Italy could be the first Western country to enable Menstrual leave for women workers, which would consist of three days of leave per month when women can be absent from work without having to put on sick leave or on vacation, compared with a certification medical stating there is dysmenorrhea, or painful cycle.
A bill has already been introduced in the House April 26, 2016 by four deputies of the Democratic Party (Romina Mura, Daniela Sbrollini, Maria Iacono and Simonetta Rubinato) and is now being studied by the Commission's work.
Who can benefit
The legislative initiative is aimed at working with:
Pros and cons
On the one hand it could be an important facilitation for all those women who suffer particularly menstrual period and that in some cases can be debilitating, forcing you to read for hours or a few days, the estimates are alarming: 60% to 90% of women suffer during menstruation and this causes rates of 13-51% of absenteeism in school and 5-15% of work absenteeism.
On the other hand, they argue critics and criticism, a menstrual leave could have negative consequences for women themselves, which could be further penalized in the workplace, further discouraging their employment or career advancement. As pointed out by the British newspaper the Independent Daniela Piazzalunga, an economist at the Institute for evaluative research on public policies (FBK-IRVAPP), "women already take days because of menstrual pain, but the new law would allow them to do so without using sick leave or similar. the Washington Post, remember that Italy has the female participation rate in the labor force among the lowest, with only 61% of women employed against the European average of 72%.

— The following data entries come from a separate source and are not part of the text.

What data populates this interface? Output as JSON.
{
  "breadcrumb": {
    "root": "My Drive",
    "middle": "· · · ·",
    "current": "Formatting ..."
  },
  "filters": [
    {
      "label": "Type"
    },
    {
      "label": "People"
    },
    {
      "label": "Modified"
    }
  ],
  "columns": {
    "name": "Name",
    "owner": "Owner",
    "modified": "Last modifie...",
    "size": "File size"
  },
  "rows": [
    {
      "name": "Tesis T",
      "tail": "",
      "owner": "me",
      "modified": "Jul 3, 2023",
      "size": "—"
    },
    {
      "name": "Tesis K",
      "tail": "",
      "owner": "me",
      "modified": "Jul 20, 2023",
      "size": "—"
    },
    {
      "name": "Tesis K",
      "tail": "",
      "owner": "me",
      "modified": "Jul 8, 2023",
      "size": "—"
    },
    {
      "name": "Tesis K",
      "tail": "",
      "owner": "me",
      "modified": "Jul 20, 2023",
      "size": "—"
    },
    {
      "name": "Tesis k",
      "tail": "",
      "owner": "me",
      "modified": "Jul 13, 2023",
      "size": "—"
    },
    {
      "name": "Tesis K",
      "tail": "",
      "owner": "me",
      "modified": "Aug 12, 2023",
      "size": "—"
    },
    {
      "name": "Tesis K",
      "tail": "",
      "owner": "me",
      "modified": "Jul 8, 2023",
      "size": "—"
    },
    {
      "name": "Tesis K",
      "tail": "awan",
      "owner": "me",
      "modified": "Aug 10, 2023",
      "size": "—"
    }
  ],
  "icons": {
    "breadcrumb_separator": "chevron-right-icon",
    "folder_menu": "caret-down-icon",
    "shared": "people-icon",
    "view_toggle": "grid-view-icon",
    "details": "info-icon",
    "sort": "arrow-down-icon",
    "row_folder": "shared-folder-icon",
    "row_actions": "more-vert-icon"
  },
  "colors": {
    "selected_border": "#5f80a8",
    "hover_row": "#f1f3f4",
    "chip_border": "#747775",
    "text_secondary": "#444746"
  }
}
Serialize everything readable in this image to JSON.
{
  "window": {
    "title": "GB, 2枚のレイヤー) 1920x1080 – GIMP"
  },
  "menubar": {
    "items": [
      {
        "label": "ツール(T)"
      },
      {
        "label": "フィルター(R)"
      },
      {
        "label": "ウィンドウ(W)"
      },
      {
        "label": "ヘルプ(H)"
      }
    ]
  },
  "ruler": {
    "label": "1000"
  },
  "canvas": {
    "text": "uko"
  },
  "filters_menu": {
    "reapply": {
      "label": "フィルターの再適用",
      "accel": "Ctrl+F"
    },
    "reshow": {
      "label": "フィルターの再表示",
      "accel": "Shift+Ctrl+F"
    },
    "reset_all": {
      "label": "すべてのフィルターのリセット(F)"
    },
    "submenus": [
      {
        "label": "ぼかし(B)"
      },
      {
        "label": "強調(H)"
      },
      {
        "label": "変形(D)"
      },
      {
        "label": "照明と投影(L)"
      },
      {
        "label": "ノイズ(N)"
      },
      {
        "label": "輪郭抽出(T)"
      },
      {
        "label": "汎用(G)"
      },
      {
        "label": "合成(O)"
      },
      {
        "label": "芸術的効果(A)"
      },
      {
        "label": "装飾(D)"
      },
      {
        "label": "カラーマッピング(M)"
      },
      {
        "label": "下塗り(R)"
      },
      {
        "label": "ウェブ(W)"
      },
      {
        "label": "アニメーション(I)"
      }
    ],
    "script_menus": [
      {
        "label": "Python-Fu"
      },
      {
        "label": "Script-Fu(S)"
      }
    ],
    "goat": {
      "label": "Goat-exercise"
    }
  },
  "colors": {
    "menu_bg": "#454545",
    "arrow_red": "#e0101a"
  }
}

Meanwhile, some large companies have already introduced the menstrual leave, Nike in 2007 and Coexist, a company of Bristol, in March last year.